WHAT IS BEING ASKED. Reproduce the listing below without any change.

INFORMATION SHOWN.

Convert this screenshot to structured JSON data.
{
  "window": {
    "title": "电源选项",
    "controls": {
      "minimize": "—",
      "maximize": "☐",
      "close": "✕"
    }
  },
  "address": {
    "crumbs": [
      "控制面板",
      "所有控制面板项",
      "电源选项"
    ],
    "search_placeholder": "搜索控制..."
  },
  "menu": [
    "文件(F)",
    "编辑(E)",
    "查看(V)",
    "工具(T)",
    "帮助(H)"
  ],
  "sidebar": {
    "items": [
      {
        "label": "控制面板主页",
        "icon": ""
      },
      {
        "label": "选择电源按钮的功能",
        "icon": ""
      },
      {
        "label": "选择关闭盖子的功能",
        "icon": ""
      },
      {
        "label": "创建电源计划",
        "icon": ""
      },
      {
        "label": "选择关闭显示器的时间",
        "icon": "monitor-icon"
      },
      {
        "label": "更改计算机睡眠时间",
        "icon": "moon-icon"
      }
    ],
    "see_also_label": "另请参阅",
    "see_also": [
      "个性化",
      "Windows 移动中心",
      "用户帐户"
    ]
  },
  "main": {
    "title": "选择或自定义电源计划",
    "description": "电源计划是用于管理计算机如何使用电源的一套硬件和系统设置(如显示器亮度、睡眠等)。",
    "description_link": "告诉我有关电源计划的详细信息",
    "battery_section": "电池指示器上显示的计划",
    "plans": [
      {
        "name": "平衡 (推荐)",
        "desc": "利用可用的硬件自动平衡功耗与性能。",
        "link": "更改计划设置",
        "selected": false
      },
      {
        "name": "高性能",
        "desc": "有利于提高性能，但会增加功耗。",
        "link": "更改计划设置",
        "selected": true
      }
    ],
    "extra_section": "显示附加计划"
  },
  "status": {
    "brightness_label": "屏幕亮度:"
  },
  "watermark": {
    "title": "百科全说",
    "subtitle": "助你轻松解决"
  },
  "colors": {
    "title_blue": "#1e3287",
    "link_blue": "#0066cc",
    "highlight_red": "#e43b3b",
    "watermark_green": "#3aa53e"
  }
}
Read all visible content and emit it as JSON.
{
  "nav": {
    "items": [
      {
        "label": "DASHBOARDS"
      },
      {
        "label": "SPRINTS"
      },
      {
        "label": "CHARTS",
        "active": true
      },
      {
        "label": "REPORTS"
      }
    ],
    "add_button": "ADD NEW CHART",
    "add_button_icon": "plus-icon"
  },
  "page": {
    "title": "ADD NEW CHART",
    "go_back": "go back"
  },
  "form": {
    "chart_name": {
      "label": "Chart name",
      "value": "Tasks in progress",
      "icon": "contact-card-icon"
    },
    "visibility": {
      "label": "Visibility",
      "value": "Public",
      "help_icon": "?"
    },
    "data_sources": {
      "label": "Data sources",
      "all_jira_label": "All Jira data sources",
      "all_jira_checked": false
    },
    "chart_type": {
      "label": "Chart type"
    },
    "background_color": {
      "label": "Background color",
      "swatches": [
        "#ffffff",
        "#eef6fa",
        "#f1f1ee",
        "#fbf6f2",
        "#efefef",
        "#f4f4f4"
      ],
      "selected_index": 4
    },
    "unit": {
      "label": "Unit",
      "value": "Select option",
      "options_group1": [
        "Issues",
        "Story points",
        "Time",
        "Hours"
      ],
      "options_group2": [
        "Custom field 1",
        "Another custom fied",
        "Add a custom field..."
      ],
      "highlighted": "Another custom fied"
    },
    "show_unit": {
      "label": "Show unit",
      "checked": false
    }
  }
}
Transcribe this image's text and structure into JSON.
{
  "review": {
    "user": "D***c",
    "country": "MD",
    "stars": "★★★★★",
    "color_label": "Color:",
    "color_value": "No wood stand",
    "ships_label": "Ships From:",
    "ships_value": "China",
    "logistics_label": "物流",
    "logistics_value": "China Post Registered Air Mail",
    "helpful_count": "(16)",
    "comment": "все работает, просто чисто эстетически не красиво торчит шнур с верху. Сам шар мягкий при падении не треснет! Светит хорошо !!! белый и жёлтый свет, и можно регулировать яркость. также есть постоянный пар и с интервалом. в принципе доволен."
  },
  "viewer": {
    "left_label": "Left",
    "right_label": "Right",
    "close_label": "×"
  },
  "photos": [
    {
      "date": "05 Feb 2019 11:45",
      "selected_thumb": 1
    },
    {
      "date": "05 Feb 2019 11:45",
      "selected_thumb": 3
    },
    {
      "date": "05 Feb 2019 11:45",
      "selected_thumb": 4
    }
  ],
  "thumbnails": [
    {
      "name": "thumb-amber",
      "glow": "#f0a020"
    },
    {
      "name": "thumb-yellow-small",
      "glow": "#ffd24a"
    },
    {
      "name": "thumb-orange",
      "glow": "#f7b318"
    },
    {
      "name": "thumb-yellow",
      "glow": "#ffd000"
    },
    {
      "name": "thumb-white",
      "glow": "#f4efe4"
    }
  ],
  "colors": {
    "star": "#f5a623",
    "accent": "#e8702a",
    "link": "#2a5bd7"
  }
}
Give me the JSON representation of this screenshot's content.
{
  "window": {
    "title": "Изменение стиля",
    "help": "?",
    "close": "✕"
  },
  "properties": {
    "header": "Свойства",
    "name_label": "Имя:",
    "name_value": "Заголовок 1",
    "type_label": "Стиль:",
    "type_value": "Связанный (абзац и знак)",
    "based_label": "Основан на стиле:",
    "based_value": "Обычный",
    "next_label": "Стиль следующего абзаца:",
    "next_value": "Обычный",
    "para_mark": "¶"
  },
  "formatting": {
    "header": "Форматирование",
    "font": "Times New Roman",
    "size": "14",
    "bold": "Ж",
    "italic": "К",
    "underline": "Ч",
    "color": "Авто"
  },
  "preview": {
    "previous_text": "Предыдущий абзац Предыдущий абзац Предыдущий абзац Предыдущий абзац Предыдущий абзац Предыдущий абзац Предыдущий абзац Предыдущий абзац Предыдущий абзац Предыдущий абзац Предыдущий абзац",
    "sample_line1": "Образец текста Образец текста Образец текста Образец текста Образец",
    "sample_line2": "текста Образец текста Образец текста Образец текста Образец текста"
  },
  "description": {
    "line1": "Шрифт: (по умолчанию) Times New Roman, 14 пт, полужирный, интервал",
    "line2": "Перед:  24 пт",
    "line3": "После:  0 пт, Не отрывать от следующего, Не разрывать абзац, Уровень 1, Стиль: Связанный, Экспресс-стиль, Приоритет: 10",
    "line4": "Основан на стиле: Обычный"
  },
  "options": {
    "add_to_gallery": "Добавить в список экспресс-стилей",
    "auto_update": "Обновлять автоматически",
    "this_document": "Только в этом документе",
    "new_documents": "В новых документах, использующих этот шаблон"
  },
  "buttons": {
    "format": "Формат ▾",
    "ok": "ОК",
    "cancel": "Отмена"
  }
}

OUTPUT FOR THIS TASK.
Convert this screenshot to structured JSON data.
{
  "window": {
    "title": "电源选项",
    "controls": {
      "minimize": "—",
      "maximize": "☐",
      "close": "✕"
    }
  },
  "address": {
    "crumbs": [
      "控制面板",
      "所有控制面板项",
      "电源选项"
    ],
    "search_placeholder": "搜索控制..."
  },
  "menu": [
    "文件(F)",
    "编辑(E)",
    "查看(V)",
    "工具(T)",
    "帮助(H)"
  ],
  "sidebar": {
    "items": [
      {
        "label": "控制面板主页",
        "icon": ""
      },
      {
        "label": "选择电源按钮的功能",
        "icon": ""
      },
      {
        "label": "选择关闭盖子的功能",
        "icon": ""
      },
      {
        "label": "创建电源计划",
        "icon": ""
      },
      {
        "label": "选择关闭显示器的时间",
        "icon": "monitor-icon"
      },
      {
        "label": "更改计算机睡眠时间",
        "icon": "moon-icon"
      }
    ],
    "see_also_label": "另请参阅",
    "see_also": [
      "个性化",
      "Windows 移动中心",
      "用户帐户"
    ]
  },
  "main": {
    "title": "选择或自定义电源计划",
    "description": "电源计划是用于管理计算机如何使用电源的一套硬件和系统设置(如显示器亮度、睡眠等)。",
    "description_link": "告诉我有关电源计划的详细信息",
    "battery_section": "电池指示器上显示的计划",
    "plans": [
      {
        "name": "平衡 (推荐)",
        "desc": "利用可用的硬件自动平衡功耗与性能。",
        "link": "更改计划设置",
        "selected": false
      },
      {
        "name": "高性能",
        "desc": "有利于提高性能，但会增加功耗。",
        "link": "更改计划设置",
        "selected": true
      }
    ],
    "extra_section": "显示附加计划"
  },
  "status": {
    "brightness_label": "屏幕亮度:"
  },
  "watermark": {
    "title": "百科全说",
    "subtitle": "助你轻松解决"
  },
  "colors": {
    "title_blue": "#1e3287",
    "link_blue": "#0066cc",
    "highlight_red": "#e43b3b",
    "watermark_green": "#3aa53e"
  }
}
Read all visible content and emit it as JSON.
{
  "nav": {
    "items": [
      {
        "label": "DASHBOARDS"
      },
      {
        "label": "SPRINTS"
      },
      {
        "label": "CHARTS",
        "active": true
      },
      {
        "label": "REPORTS"
      }
    ],
    "add_button": "ADD NEW CHART",
    "add_button_icon": "plus-icon"
  },
  "page": {
    "title": "ADD NEW CHART",
    "go_back": "go back"
  },
  "form": {
    "chart_name": {
      "label": "Chart name",
      "value": "Tasks in progress",
      "icon": "contact-card-icon"
    },
    "visibility": {
      "label": "Visibility",
      "value": "Public",
      "help_icon": "?"
    },
    "data_sources": {
      "label": "Data sources",
      "all_jira_label": "All Jira data sources",
      "all_jira_checked": false
    },
    "chart_type": {
      "label": "Chart type"
    },
    "background_color": {
      "label": "Background color",
      "swatches": [
        "#ffffff",
        "#eef6fa",
        "#f1f1ee",
        "#fbf6f2",
        "#efefef",
        "#f4f4f4"
      ],
      "selected_index": 4
    },
    "unit": {
      "label": "Unit",
      "value": "Select option",
      "options_group1": [
        "Issues",
        "Story points",
        "Time",
        "Hours"
      ],
      "options_group2": [
        "Custom field 1",
        "Another custom fied",
        "Add a custom field..."
      ],
      "highlighted": "Another custom fied"
    },
    "show_unit": {
      "label": "Show unit",
      "checked": false
    }
  }
}
Transcribe this image's text and structure into JSON.
{
  "review": {
    "user": "D***c",
    "country": "MD",
    "stars": "★★★★★",
    "color_label": "Color:",
    "color_value": "No wood stand",
    "ships_label": "Ships From:",
    "ships_value": "China",
    "logistics_label": "物流",
    "logistics_value": "China Post Registered Air Mail",
    "helpful_count": "(16)",
    "comment": "все работает, просто чисто эстетически не красиво торчит шнур с верху. Сам шар мягкий при падении не треснет! Светит хорошо !!! белый и жёлтый свет, и можно регулировать яркость. также есть постоянный пар и с интервалом. в принципе доволен."
  },
  "viewer": {
    "left_label": "Left",
    "right_label": "Right",
    "close_label": "×"
  },
  "photos": [
    {
      "date": "05 Feb 2019 11:45",
      "selected_thumb": 1
    },
    {
      "date": "05 Feb 2019 11:45",
      "selected_thumb": 3
    },
    {
      "date": "05 Feb 2019 11:45",
      "selected_thumb": 4
    }
  ],
  "thumbnails": [
    {
      "name": "thumb-amber",
      "glow": "#f0a020"
    },
    {
      "name": "thumb-yellow-small",
      "glow": "#ffd24a"
    },
    {
      "name": "thumb-orange",
      "glow": "#f7b318"
    },
    {
      "name": "thumb-yellow",
      "glow": "#ffd000"
    },
    {
      "name": "thumb-white",
      "glow": "#f4efe4"
    }
  ],
  "colors": {
    "star": "#f5a623",
    "accent": "#e8702a",
    "link": "#2a5bd7"
  }
}
Give me the JSON representation of this screenshot's content.
{
  "window": {
    "title": "Изменение стиля",
    "help": "?",
    "close": "✕"
  },
  "properties": {
    "header": "Свойства",
    "name_label": "Имя:",
    "name_value": "Заголовок 1",
    "type_label": "Стиль:",
    "type_value": "Связанный (абзац и знак)",
    "based_label": "Основан на стиле:",
    "based_value": "Обычный",
    "next_label": "Стиль следующего абзаца:",
    "next_value": "Обычный",
    "para_mark": "¶"
  },
  "formatting": {
    "header": "Форматирование",
    "font": "Times New Roman",
    "size": "14",
    "bold": "Ж",
    "italic": "К",
    "underline": "Ч",
    "color": "Авто"
  },
  "preview": {
    "previous_text": "Предыдущий абзац Предыдущий абзац Предыдущий абзац Предыдущий абзац Предыдущий абзац Предыдущий абзац Предыдущий абзац Предыдущий абзац Предыдущий абзац Предыдущий абзац Предыдущий абзац",
    "sample_line1": "Образец текста Образец текста Образец текста Образец текста Образец",
    "sample_line2": "текста Образец текста Образец текста Образец текста Образец текста"
  },
  "description": {
    "line1": "Шрифт: (по умолчанию) Times New Roman, 14 пт, полужирный, интервал",
    "line2": "Перед:  24 пт",
    "line3": "После:  0 пт, Не отрывать от следующего, Не разрывать абзац, Уровень 1, Стиль: Связанный, Экспресс-стиль, Приоритет: 10",
    "line4": "Основан на стиле: Обычный"
  },
  "options": {
    "add_to_gallery": "Добавить в список экспресс-стилей",
    "auto_update": "Обновлять автоматически",
    "this_document": "Только в этом документе",
    "new_documents": "В новых документах, использующих этот шаблон"
  },
  "buttons": {
    "format": "Формат ▾",
    "ok": "ОК",
    "cancel": "Отмена"
  }
}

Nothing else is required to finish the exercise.